### PROBLEM REQUIREMENTS
Note how many lines in the entries below contain the string "Symbol", and answer with that number and no other text.

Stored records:
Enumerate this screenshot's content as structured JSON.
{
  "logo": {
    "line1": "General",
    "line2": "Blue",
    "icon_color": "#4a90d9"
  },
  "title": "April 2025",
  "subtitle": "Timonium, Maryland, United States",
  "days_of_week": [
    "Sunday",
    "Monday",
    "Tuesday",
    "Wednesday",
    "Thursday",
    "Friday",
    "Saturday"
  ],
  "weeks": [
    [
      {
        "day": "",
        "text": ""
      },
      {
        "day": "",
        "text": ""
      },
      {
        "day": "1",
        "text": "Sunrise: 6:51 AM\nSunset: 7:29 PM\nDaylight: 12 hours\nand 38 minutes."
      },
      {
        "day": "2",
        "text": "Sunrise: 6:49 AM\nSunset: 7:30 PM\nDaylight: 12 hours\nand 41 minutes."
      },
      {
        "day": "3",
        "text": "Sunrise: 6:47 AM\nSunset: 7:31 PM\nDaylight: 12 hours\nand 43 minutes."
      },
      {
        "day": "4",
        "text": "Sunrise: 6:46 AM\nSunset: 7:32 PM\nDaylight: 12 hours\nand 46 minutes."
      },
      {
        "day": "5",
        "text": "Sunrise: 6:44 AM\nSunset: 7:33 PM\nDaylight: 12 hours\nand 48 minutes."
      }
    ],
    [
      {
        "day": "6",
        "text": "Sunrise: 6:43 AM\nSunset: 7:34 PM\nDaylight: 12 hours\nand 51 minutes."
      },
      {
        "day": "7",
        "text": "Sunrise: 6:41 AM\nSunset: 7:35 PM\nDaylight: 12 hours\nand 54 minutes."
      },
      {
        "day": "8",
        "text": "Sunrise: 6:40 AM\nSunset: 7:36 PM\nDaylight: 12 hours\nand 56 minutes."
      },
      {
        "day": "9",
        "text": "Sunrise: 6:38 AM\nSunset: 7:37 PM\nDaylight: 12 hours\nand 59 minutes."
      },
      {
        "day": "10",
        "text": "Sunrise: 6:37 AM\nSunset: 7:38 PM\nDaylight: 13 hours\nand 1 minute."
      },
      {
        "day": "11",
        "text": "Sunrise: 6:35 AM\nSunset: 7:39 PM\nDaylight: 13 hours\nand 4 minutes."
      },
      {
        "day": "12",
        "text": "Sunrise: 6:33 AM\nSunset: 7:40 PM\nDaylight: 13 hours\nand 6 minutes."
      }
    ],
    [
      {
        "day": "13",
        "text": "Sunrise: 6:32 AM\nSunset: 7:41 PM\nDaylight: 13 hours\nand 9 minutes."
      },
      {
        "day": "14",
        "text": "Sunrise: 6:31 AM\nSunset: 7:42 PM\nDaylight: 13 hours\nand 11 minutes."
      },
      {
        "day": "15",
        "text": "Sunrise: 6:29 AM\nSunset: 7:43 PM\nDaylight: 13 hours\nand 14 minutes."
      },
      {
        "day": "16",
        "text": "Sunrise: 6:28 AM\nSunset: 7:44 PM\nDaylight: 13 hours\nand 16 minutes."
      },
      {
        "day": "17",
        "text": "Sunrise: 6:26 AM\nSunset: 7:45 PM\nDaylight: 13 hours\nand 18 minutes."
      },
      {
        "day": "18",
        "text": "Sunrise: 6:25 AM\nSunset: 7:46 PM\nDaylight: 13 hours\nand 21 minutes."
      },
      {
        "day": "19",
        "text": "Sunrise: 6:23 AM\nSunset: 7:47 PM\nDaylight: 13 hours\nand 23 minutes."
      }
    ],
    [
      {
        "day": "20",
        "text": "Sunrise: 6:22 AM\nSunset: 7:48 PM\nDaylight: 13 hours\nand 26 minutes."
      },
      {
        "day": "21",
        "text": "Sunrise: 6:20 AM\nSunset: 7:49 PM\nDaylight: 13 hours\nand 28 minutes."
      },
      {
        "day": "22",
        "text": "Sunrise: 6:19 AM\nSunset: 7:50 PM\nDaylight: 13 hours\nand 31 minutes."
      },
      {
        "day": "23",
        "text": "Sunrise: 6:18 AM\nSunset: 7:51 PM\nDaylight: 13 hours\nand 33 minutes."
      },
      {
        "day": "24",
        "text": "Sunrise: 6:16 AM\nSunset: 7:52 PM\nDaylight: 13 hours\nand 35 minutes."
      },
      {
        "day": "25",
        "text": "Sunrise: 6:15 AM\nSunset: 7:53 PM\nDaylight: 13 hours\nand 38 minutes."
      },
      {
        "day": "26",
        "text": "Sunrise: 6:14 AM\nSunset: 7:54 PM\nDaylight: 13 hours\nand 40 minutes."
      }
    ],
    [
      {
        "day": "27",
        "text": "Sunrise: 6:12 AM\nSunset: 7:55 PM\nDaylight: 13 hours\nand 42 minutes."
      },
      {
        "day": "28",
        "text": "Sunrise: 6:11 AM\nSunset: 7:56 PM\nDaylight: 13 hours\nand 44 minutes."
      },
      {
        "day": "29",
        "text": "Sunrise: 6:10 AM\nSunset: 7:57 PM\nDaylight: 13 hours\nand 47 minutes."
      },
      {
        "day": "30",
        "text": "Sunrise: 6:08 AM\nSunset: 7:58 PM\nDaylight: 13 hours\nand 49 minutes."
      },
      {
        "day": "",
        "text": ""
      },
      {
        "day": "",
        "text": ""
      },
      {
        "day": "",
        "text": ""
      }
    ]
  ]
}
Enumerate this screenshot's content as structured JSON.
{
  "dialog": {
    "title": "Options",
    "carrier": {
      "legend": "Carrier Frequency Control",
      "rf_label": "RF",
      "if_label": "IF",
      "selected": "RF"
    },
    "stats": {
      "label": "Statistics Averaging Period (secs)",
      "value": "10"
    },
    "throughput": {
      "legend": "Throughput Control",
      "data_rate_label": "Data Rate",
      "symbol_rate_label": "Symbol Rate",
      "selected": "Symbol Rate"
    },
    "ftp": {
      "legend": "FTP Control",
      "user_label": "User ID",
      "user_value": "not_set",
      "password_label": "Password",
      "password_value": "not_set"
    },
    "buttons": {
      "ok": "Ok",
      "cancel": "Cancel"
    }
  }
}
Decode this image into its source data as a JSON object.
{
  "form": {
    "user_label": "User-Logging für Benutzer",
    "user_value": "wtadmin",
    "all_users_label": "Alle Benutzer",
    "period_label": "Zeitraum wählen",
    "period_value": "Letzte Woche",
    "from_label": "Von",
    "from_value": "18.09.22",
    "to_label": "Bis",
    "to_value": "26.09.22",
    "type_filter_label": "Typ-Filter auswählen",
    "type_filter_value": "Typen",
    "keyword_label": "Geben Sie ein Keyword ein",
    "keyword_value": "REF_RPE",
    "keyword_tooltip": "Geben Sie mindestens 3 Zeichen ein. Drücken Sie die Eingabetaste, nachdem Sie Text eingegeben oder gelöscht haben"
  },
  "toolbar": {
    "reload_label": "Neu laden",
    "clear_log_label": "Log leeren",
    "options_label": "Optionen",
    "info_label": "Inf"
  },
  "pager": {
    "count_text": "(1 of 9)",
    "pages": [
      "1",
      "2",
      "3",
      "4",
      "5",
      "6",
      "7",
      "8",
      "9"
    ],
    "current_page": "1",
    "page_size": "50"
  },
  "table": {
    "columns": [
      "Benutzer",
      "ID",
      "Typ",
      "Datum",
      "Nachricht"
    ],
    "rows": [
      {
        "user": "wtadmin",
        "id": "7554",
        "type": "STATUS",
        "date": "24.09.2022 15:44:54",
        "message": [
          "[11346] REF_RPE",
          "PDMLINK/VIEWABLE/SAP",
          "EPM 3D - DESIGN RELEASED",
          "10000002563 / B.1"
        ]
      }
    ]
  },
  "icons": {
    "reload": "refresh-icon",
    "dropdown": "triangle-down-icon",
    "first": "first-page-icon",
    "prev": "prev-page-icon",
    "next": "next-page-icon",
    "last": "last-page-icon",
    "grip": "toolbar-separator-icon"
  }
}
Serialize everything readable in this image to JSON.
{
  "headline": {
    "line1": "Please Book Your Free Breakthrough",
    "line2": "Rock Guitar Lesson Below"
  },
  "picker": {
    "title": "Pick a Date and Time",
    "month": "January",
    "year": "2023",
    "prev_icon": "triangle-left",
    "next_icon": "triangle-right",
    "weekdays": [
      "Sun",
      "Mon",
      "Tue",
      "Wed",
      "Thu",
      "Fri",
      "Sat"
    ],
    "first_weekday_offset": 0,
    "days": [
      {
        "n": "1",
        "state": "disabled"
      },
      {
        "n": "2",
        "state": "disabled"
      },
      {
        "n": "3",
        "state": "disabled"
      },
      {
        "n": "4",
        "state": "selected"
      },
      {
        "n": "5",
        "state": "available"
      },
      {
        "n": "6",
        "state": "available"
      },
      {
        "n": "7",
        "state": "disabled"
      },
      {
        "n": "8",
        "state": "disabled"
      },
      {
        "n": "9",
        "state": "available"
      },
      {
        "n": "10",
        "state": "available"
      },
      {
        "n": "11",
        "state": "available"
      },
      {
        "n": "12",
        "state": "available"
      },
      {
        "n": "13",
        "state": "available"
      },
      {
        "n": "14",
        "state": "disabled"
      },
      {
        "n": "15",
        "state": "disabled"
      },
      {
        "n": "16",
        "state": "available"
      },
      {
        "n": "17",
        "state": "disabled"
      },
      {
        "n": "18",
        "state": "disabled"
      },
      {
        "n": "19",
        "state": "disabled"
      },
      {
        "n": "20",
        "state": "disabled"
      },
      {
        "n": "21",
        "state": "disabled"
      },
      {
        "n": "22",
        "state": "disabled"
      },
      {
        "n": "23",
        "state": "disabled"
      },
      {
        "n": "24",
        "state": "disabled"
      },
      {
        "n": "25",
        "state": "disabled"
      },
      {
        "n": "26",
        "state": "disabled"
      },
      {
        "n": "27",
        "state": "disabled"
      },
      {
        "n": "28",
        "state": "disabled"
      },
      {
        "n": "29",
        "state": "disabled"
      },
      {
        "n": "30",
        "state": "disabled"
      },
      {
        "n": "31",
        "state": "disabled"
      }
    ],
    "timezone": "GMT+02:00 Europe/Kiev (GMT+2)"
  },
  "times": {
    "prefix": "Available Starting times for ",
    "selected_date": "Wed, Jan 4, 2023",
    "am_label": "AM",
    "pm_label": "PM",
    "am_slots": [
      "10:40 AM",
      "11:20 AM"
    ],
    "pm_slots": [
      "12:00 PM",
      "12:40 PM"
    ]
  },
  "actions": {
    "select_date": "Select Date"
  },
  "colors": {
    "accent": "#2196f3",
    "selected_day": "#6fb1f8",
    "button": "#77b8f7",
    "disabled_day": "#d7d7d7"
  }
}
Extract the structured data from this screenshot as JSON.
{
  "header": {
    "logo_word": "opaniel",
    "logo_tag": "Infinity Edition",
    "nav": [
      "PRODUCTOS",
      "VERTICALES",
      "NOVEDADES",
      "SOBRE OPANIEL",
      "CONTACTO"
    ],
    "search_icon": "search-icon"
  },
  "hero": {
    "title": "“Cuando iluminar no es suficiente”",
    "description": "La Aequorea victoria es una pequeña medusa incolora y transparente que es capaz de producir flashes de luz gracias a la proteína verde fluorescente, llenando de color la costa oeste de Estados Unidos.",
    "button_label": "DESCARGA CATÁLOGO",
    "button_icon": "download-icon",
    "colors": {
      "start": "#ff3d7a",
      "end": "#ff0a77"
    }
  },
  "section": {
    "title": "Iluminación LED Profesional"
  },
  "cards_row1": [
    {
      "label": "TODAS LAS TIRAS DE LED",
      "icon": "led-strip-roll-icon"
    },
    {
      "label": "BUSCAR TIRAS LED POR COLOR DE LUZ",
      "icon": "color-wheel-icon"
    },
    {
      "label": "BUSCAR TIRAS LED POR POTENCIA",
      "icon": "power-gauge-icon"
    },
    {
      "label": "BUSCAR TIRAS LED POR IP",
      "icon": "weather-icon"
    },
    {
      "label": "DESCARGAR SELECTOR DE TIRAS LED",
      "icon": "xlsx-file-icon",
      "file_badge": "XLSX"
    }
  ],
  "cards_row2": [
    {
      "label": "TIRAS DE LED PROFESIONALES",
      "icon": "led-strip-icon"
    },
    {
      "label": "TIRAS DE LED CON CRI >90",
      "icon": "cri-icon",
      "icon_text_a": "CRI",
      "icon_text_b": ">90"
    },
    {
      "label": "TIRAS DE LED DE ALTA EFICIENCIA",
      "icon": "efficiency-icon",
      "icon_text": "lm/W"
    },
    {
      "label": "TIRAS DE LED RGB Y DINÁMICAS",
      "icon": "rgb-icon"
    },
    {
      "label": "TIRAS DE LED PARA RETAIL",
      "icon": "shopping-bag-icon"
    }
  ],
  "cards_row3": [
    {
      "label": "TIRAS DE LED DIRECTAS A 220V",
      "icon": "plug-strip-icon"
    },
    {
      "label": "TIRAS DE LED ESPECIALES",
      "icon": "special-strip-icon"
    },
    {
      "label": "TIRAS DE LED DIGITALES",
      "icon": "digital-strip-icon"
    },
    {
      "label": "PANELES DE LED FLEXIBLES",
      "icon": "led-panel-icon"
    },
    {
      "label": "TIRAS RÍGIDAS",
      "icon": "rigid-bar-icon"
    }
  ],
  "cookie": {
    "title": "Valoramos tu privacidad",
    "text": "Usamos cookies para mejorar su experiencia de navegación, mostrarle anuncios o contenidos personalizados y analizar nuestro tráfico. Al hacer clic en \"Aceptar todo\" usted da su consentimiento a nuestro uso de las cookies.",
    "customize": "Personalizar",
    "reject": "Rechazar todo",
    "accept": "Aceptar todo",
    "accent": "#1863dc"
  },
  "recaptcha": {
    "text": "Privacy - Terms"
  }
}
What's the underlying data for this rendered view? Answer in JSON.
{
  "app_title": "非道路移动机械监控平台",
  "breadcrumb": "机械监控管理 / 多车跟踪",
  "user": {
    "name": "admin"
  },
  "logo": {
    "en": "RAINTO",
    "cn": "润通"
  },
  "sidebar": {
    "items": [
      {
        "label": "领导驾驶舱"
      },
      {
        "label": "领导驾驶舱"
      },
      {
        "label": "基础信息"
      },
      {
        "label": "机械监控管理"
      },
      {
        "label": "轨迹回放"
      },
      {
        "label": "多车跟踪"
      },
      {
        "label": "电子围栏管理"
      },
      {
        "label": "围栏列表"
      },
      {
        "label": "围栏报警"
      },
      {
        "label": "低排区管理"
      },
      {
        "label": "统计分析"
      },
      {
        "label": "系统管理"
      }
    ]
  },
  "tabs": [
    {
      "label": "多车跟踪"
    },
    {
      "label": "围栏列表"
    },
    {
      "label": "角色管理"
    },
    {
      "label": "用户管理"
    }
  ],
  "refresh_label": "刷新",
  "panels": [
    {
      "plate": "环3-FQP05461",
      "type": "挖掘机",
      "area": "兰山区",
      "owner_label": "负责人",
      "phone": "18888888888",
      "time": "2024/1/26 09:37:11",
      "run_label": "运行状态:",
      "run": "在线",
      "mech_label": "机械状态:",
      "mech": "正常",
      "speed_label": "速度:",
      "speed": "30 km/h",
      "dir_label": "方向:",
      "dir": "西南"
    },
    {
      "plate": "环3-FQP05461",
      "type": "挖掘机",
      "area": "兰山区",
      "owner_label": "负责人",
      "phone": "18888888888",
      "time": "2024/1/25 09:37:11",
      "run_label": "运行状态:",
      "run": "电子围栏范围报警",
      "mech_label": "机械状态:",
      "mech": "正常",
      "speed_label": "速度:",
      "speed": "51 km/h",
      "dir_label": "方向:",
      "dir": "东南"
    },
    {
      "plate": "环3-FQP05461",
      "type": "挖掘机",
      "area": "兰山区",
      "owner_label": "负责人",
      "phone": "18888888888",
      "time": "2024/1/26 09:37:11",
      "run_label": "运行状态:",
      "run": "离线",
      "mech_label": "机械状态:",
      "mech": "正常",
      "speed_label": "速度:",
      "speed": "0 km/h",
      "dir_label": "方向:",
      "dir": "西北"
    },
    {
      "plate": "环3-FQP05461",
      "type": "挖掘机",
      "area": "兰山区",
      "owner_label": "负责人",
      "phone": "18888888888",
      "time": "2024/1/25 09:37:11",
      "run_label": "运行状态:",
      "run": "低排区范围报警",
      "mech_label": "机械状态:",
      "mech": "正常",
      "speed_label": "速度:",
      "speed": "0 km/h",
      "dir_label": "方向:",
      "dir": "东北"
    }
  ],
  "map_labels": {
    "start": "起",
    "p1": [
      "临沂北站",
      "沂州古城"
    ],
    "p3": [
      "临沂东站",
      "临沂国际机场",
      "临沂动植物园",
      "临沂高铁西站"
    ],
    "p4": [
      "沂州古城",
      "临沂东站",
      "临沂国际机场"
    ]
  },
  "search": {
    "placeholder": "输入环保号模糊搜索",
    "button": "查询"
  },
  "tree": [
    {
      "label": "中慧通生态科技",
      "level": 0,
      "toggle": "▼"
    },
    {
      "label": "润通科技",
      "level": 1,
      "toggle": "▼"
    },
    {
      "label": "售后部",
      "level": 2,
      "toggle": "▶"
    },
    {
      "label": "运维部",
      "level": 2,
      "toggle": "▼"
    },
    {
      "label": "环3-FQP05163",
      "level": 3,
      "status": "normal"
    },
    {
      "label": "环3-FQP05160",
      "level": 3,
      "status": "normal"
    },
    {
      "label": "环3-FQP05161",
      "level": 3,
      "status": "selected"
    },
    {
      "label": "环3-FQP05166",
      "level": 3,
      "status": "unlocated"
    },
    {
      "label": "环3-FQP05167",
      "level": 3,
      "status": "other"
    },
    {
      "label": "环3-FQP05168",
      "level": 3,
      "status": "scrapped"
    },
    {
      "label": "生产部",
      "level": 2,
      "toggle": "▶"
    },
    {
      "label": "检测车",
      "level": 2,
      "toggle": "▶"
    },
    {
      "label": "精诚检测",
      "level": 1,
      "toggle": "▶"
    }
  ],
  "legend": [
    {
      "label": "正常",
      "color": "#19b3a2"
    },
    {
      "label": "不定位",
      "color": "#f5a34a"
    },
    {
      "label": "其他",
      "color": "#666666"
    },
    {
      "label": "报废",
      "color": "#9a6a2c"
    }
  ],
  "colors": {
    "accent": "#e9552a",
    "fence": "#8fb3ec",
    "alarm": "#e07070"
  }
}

### PROBLEM SOLUTION
2